* _Your goal_
For the string "data", search the entries below and copy every line where it appears.

--- Given records Enclosed Below ---

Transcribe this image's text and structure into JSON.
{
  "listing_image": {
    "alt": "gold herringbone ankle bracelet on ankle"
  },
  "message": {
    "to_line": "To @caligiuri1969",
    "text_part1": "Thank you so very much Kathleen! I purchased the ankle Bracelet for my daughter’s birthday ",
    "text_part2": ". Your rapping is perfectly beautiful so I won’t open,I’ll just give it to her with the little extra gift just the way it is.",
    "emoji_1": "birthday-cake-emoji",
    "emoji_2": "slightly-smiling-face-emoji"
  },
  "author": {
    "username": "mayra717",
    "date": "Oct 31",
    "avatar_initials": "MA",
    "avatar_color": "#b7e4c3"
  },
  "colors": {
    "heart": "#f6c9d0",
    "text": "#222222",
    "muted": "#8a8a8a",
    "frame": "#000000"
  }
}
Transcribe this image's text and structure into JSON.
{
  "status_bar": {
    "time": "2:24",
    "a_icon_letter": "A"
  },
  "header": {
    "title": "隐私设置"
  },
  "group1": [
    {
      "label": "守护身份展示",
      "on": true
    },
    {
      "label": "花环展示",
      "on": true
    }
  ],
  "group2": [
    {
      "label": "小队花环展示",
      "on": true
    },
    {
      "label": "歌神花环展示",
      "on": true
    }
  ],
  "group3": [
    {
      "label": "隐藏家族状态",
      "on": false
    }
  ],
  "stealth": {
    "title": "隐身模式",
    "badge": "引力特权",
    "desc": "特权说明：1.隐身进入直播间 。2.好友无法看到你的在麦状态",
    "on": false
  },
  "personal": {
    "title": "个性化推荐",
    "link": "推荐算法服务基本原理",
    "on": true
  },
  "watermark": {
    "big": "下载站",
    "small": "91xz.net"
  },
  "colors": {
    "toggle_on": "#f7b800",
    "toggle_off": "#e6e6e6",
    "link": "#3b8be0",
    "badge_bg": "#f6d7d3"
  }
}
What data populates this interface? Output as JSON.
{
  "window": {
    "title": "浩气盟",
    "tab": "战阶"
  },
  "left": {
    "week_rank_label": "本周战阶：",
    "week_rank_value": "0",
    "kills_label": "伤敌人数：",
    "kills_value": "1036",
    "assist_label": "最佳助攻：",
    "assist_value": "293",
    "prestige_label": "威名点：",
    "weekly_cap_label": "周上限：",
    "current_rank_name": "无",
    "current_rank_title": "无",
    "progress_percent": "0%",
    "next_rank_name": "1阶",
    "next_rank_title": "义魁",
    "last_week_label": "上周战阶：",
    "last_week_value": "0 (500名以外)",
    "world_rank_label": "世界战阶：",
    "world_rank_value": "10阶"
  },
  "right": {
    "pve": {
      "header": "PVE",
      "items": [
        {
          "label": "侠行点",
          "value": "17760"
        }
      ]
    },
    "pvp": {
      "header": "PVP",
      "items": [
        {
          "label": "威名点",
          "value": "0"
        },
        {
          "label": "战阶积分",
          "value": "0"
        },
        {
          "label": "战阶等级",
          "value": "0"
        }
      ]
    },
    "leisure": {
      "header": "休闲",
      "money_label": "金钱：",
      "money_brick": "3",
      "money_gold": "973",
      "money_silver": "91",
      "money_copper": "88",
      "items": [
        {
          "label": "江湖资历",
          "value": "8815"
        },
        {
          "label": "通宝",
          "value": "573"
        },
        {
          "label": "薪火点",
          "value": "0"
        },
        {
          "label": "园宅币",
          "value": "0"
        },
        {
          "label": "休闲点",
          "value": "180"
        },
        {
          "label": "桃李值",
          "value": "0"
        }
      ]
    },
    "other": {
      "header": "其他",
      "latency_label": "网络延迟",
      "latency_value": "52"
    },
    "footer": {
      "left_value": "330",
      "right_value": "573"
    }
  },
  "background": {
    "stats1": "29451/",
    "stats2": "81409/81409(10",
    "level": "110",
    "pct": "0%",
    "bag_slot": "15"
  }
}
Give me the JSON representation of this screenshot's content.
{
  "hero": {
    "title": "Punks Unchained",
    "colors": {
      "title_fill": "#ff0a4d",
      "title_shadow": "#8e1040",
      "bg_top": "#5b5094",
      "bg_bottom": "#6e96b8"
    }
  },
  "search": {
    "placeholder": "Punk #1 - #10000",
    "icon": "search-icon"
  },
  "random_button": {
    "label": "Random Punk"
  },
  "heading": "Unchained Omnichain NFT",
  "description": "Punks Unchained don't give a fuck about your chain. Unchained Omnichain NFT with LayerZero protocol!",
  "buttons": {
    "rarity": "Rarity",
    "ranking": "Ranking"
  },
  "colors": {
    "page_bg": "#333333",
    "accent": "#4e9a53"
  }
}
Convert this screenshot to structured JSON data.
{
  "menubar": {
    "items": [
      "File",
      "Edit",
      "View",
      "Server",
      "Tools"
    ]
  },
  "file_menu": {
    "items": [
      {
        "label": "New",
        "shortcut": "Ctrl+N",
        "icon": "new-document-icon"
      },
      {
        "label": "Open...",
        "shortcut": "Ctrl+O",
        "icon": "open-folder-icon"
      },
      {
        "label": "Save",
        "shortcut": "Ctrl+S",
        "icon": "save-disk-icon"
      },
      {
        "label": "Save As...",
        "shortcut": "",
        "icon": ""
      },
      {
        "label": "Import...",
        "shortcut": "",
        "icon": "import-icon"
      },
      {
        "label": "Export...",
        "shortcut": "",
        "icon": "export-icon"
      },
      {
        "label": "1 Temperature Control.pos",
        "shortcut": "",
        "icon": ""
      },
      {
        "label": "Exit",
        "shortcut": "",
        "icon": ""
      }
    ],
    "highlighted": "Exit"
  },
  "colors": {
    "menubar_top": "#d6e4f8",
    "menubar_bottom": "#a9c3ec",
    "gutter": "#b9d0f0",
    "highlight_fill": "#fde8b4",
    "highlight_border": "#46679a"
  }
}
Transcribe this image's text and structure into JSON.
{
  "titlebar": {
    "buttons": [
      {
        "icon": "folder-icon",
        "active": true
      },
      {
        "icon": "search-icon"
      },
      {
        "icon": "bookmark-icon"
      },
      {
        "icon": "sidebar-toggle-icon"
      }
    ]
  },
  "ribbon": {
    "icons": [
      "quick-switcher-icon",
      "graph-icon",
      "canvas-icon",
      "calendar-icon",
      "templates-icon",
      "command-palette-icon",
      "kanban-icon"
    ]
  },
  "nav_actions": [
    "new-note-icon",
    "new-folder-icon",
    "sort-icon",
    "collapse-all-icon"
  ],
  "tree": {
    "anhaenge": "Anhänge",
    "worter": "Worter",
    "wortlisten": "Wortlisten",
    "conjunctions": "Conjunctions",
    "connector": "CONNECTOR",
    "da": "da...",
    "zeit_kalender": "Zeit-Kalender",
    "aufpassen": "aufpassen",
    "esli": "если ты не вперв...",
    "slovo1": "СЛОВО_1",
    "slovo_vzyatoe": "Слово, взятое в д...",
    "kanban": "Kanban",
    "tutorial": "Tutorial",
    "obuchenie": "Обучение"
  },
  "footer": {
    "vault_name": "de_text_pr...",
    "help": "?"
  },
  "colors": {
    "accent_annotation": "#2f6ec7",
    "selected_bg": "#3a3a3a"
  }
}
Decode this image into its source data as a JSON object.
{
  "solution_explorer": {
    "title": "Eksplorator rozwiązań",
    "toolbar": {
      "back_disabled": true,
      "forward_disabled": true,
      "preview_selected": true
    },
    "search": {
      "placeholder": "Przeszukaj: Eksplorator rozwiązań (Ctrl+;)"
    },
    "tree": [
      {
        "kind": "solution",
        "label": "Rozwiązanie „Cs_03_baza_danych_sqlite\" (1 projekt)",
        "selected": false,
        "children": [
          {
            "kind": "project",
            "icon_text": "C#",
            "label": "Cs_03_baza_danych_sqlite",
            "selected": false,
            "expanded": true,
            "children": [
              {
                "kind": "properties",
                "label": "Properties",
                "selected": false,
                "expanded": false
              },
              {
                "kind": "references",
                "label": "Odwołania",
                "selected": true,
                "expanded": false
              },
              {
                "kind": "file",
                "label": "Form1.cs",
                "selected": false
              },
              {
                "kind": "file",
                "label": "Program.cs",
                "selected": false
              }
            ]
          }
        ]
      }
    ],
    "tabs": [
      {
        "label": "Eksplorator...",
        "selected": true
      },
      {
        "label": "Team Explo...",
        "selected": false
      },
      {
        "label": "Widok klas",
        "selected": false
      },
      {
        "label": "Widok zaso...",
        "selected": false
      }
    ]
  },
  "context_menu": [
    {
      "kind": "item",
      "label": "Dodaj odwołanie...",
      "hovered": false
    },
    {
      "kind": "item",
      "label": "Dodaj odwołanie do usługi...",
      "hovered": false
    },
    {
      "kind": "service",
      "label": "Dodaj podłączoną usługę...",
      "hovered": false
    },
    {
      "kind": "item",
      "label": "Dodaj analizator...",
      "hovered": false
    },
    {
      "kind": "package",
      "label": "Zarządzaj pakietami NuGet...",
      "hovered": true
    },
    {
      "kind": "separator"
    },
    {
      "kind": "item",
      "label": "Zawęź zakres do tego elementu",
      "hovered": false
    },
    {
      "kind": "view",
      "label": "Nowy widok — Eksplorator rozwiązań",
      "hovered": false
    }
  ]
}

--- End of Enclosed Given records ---

* _Response area_
What data populates this interface? Output as JSON.
Convert this screenshot to structured JSON data.
Decode this image into its source data as a JSON object.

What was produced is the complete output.